Direen, NG and Lyons, P and Korsch, RJ and Glen, RA (2001) Integrated geophysical appraisal of crustal architecture in the eastern Lachlan Orogen. Exploration Geophysics, 32 (4). pp. 252-262. ISSN 0812-3985
NELO_ASEG_251_-...PDF | Download (10MB)
Available under University of Tasmania Standard License.
Forward modelling of potential field data, combined with new geological mapping and deep seismic reflection transects acquired by the Australian Geodynamics Cooperative Research Centre (AGCRC) and New South Wales Department of Mineral Resources, has led to iterative testing of models of crustal architecture of the eastern Lachlan Orogen in New South Wales. This integrated analysis has led to new conclusions about the subsurface that are unlikely to be deduced solely from any of the individual data sets used. Conclusions supported by the consideration of these data include: • Presence of lower crust in the eastern Lachlan Orogen, characterised by higher than average crustal density, high P- wave velocities, and repeated, stacked bands of strong reflectivity. This crust is interpreted to be a stacked pile of metaturbidites and modified oceanic crust (greenstones). • Presence of large volumes of Ordovician volcanic rocks underlying many areas of Silurian-Devonian basin rocks. • Evidence for extensive, deep-cutting blind thrust faults and detachments throughout the crustal section. Major movements on these faults during the early Silurian appear to have significantly thickened the whole crust. • Evidence for many high-level upper crustal slivers, mostly formed during the Carboniferous. • Differences between the western Ordovician Junee-Narromine Volcanic Belt and the eastern Ordovician Molong Volcanic Belt. The former is quite dense, and is inferred to have a large volume of lavas and intrusive rocks. Its structural style is predominantly that of an imbricate stack around a deeper-rooted core. The latter has lower bulk density, and a higher volume of volcaniclastic material. It is now entirely composed of thin, imbricate slices. These differences suggest that the eastern belt may be the rifted off forearc or apron of the western belt which may be the original magmatic centre. • Evidence for different styles of granite intrusion, reflected in different intrusive geometry of Silurian, Devonian and Carboniferous granites.

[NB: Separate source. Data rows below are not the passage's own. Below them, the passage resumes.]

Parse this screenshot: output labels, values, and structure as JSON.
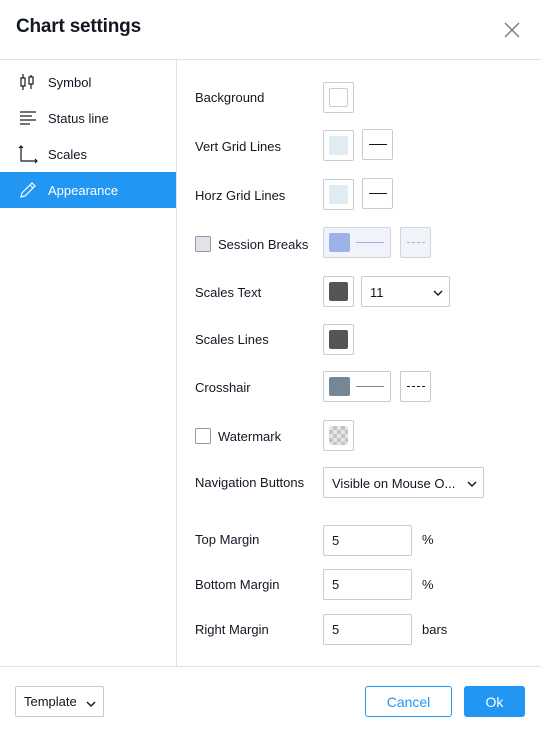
{
  "dialog": {
    "title": "Chart settings",
    "close_icon": "close-icon"
  },
  "sidebar": {
    "items": [
      {
        "label": "Symbol",
        "icon": "candlestick-icon",
        "active": false
      },
      {
        "label": "Status line",
        "icon": "status-line-icon",
        "active": false
      },
      {
        "label": "Scales",
        "icon": "scales-icon",
        "active": false
      },
      {
        "label": "Appearance",
        "icon": "pencil-icon",
        "active": true
      }
    ]
  },
  "appearance": {
    "background": {
      "label": "Background",
      "color": "#ffffff"
    },
    "vert_grid": {
      "label": "Vert Grid Lines",
      "color": "#e1ecf2",
      "line_style": "solid"
    },
    "horz_grid": {
      "label": "Horz Grid Lines",
      "color": "#e1ecf2",
      "line_style": "solid"
    },
    "session_breaks": {
      "label": "Session Breaks",
      "checked": false,
      "color": "#9db2e8",
      "line_style": "dashed"
    },
    "scales_text": {
      "label": "Scales Text",
      "color": "#555555",
      "font_size": "11"
    },
    "scales_lines": {
      "label": "Scales Lines",
      "color": "#555555"
    },
    "crosshair": {
      "label": "Crosshair",
      "color": "#758696",
      "line_style": "dashed"
    },
    "watermark": {
      "label": "Watermark",
      "checked": false
    },
    "navigation_buttons": {
      "label": "Navigation Buttons",
      "value": "Visible on Mouse O..."
    },
    "top_margin": {
      "label": "Top Margin",
      "value": "5",
      "unit": "%"
    },
    "bottom_margin": {
      "label": "Bottom Margin",
      "value": "5",
      "unit": "%"
    },
    "right_margin": {
      "label": "Right Margin",
      "value": "5",
      "unit": "bars"
    }
  },
  "footer": {
    "template_label": "Template",
    "cancel_label": "Cancel",
    "ok_label": "Ok"
  },
  "colors": {
    "accent": "#2196f3",
    "border": "#e0e3eb",
    "text": "#131722"
  }
}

|Keywords:||gravity, magnetics, forward modelling, seismic reflection, Macquarie Arc, tectonics|
|Journal or Publication Title:||Exploration Geophysics|
|Page Range:||pp. 252-262|
|Identification Number - DOI:||10.1071/EG01252|
|Additional Information:||© ASEG 2001|
|Date Deposited:||06 Sep 2010 06:01|
|Last Modified:||27 Aug 2013 02:58|
|Item Statistics:||View statistics for this item|
Repository Staff Only (login required)
|Item Control Page|